▶ Task requirements
Copy down every line of the data that follows exactly. Omit the pictures.

Page and application data records
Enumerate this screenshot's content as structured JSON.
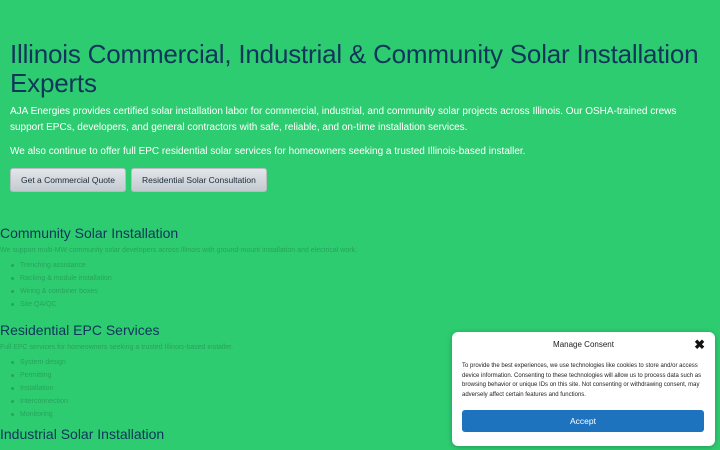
{
  "hero": {
    "title": "Illinois Commercial, Industrial & Community Solar Installation Experts",
    "paragraph1": "AJA Energies provides certified solar installation labor for commercial, industrial, and community solar projects across Illinois. Our OSHA-trained crews support EPCs, developers, and general contractors with safe, reliable, and on-time installation services.",
    "paragraph2": "We also continue to offer full EPC residential solar services for homeowners seeking a trusted Illinois-based installer.",
    "button_quote": "Get a Commercial Quote",
    "button_consult": "Residential Solar Consultation"
  },
  "sections": {
    "community": {
      "title": "Community Solar Installation",
      "description": "We support multi-MW community solar developers across Illinois with ground-mount installation and electrical work.",
      "items": [
        "Trenching assistance",
        "Racking & module installation",
        "Wiring & combiner boxes",
        "Site QA/QC"
      ]
    },
    "residential": {
      "title": "Residential EPC Services",
      "description": "Full EPC services for homeowners seeking a trusted Illinois-based installer.",
      "items": [
        "System design",
        "Permitting",
        "Installation",
        "Interconnection",
        "Monitoring"
      ]
    },
    "industrial": {
      "title": "Industrial Solar Installation"
    }
  },
  "consent": {
    "title": "Manage Consent",
    "body": "To provide the best experiences, we use technologies like cookies to store and/or access device information. Consenting to these technologies will allow us to process data such as browsing behavior or unique IDs on this site. Not consenting or withdrawing consent, may adversely affect certain features and functions.",
    "close_glyph": "✖",
    "accept_label": "Accept"
  },
  "colors": {
    "background": "#2ecc71",
    "heading": "#10365a",
    "accept_button": "#1e73be"
  }
}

▶ Reply
Enumerate this screenshot's content as structured JSON.
{
  "hero": {
    "title": "Illinois Commercial, Industrial & Community Solar Installation Experts",
    "paragraph1": "AJA Energies provides certified solar installation labor for commercial, industrial, and community solar projects across Illinois. Our OSHA-trained crews support EPCs, developers, and general contractors with safe, reliable, and on-time installation services.",
    "paragraph2": "We also continue to offer full EPC residential solar services for homeowners seeking a trusted Illinois-based installer.",
    "button_quote": "Get a Commercial Quote",
    "button_consult": "Residential Solar Consultation"
  },
  "sections": {
    "community": {
      "title": "Community Solar Installation",
      "description": "We support multi-MW community solar developers across Illinois with ground-mount installation and electrical work.",
      "items": [
        "Trenching assistance",
        "Racking & module installation",
        "Wiring & combiner boxes",
        "Site QA/QC"
      ]
    },
    "residential": {
      "title": "Residential EPC Services",
      "description": "Full EPC services for homeowners seeking a trusted Illinois-based installer.",
      "items": [
        "System design",
        "Permitting",
        "Installation",
        "Interconnection",
        "Monitoring"
      ]
    },
    "industrial": {
      "title": "Industrial Solar Installation"
    }
  },
  "consent": {
    "title": "Manage Consent",
    "body": "To provide the best experiences, we use technologies like cookies to store and/or access device information. Consenting to these technologies will allow us to process data such as browsing behavior or unique IDs on this site. Not consenting or withdrawing consent, may adversely affect certain features and functions.",
    "close_glyph": "✖",
    "accept_label": "Accept"
  },
  "colors": {
    "background": "#2ecc71",
    "heading": "#10365a",
    "accept_button": "#1e73be"
  }
}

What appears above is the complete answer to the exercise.